Element data from apps and pages
++++++++++

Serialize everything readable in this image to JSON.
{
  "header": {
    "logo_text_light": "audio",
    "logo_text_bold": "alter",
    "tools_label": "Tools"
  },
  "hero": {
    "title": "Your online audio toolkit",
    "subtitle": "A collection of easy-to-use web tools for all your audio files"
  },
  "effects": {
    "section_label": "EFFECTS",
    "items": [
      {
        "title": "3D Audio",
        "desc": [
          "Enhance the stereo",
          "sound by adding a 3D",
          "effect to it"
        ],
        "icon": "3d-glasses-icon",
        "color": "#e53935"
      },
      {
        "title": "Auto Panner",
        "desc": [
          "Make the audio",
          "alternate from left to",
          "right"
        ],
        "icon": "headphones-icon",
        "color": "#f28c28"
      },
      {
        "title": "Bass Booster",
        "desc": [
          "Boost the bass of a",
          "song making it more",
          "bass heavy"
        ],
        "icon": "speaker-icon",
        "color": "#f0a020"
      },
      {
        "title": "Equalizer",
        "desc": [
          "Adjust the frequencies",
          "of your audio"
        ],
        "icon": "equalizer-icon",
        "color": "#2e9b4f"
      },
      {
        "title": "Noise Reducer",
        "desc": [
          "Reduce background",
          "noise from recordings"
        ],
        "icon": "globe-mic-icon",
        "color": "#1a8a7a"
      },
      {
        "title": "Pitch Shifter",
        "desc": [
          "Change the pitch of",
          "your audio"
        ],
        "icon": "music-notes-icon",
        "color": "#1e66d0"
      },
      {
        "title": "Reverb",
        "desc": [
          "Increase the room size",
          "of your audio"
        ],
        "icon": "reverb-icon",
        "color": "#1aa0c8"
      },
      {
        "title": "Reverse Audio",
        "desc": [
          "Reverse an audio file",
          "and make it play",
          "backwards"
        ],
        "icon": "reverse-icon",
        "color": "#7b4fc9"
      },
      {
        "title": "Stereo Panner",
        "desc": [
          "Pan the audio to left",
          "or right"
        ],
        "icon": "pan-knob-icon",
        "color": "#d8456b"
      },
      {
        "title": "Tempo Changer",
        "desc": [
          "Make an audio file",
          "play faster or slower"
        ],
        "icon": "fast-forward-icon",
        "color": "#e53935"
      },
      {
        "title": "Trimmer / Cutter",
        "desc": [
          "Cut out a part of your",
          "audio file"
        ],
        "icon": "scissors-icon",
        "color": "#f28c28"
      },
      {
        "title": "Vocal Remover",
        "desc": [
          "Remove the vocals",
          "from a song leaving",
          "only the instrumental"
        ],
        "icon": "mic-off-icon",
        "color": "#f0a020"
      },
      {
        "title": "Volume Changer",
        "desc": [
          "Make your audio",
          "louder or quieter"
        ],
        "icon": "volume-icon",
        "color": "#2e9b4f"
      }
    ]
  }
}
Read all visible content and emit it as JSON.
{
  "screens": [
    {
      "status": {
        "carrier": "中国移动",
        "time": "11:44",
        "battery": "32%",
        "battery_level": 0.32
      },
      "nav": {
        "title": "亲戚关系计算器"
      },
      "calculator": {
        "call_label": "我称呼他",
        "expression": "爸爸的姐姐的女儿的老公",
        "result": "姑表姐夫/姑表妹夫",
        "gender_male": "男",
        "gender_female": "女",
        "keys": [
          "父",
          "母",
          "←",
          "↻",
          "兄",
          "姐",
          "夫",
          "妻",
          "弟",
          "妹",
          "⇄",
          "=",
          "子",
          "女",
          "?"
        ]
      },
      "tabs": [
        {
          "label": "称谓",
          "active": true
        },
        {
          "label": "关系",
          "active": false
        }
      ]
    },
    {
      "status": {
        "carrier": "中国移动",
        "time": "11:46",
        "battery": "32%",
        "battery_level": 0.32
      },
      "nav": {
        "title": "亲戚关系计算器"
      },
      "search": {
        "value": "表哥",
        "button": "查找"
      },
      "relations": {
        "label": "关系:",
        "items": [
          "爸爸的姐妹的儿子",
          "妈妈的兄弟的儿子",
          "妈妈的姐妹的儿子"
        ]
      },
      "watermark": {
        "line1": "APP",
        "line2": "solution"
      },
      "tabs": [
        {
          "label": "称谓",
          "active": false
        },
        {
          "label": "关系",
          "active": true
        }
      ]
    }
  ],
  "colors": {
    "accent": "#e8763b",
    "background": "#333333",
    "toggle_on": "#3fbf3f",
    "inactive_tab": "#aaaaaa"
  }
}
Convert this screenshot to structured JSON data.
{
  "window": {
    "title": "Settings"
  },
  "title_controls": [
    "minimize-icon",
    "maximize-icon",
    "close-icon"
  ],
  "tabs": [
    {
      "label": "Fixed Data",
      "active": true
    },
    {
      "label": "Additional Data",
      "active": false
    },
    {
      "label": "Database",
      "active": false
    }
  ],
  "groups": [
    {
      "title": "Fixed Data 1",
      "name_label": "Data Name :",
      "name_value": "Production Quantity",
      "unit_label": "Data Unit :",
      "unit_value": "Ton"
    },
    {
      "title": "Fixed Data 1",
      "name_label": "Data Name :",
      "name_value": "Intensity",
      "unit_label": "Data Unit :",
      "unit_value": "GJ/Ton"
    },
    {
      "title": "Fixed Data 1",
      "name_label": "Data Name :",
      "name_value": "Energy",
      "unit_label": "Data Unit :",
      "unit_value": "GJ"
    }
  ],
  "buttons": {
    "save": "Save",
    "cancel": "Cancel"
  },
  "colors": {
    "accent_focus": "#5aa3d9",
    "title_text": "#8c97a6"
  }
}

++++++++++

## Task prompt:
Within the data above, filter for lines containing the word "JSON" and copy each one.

## Response area:
Serialize everything readable in this image to JSON.
Read all visible content and emit it as JSON.
Convert this screenshot to structured JSON data.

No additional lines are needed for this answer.